Today, his company, Weathers Corp., specializes in digital branding and waging campaigns online. Last year, Weathers got his biggest political scalp yet by upsetting a longtime state senator; the winning candidate dropped $300,000 on Weathers’ various services. He is ruthlessly practical. With the campaign he runs on me, for one, the message is clear — he’s a tough gunner, hungry for blood, unafraid of any competition. More than once he tells me that he “can’t wait to see” what his political rivals say as he hands me their contact info. State Rep. Buzz Brockway, who has worked with and against Weathers, says he is “a talented guy, but I wish he wouldn’t go scorched-earth politics so much.” Other state politicos — some of whom were involved in races against Weathers’ candidates — were blunter when allowed to speak anonymously: One called him “a slimeball,” another labeled him “sleazy,” willing to say and do anything to get his backer elected.
Like someone else we know, Weathers doesn’t do apologies; in response to those criticisms, he tells me, “Politics is a tough business,” then adds, “If you believe you have the best candidate that’s going to do the greatest good, why wouldn’t you do everything you can to get him elected?” He delights in the haters and delights in electing the underdogs who get trampled by the press, by the establishment candidate, by all conventional wisdom. Because then, revenge is sweet. “I love the counterpunch,” he says, with more than a whiff of Trump.
In politics, strategists’ careers are made on the backs of other people — you ride their wins, their losses. Imagine the career hiccups of so many lives tied up with any given campaign nightmare, those who might curse Howard Dean’s fist pump, for instance, or Hillary crying the first time around. This post could be lucrative for Weathers’ career.
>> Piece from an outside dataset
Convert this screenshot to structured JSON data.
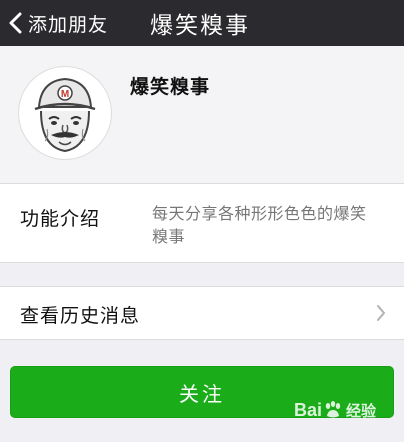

If he does make it, glory — a big-time lobbying job, a White House adviser gig and clout as a national strategist — might await. Then again, he may not be the exact right fit, green as he is. Speaking generally, you have to “have the experience and stature to be able to ask someone for a lot of money, and have their trust that you will spend it in an impactful way,” says Phil Cox, executive director of the pro–Chris Christie super PAC America Leads.
The great irony is that even as Weathers bets on Trump, he takes a few giant steps away from his former boss. After all, a 120-day no-play window still exists. It may seem sordid to some that such a clear fanboy can start a corporation that, while unaffiliated, will likely aid his chosen candidate, but it’s well within the law, says Paul S. Ryan, deputy executive director of the Campaign Legal Center in Washington, D.C., as long as Weathers doesn’t make any expenditures clearly touting Trump during that cooling-off period. “There are plenty of ways to be helpful,” Ryan says, “without engaging in coordination.”
With his lone-ranger narrative, it’s not surprising that Weathers’ biggest idol is, in fact, John Wayne, whose films a young Weathers could watch only after sneaking over to his grandparents’ home. When asked which Wayne scene is his favorite, Weathers agonizes, and after much hand-wringing, finally chooses one. In the epic Western Chisum, Wayne, on horseback, approaches a man who has stolen a herd of the Duke’s horses. The bandit gleams with power and demands payment: “So, if you want these horses, I sell them to you. Did you bring some gold with you?” “No,” Wayne says, steely-eyed and in control despite his obvious lack of power. “Silver?” the bandit asks.
“Just lead,” Wayne replies. The bandit reaches for his gun. Wayne is too fast and shoots him dead. Consider that a counterpunch.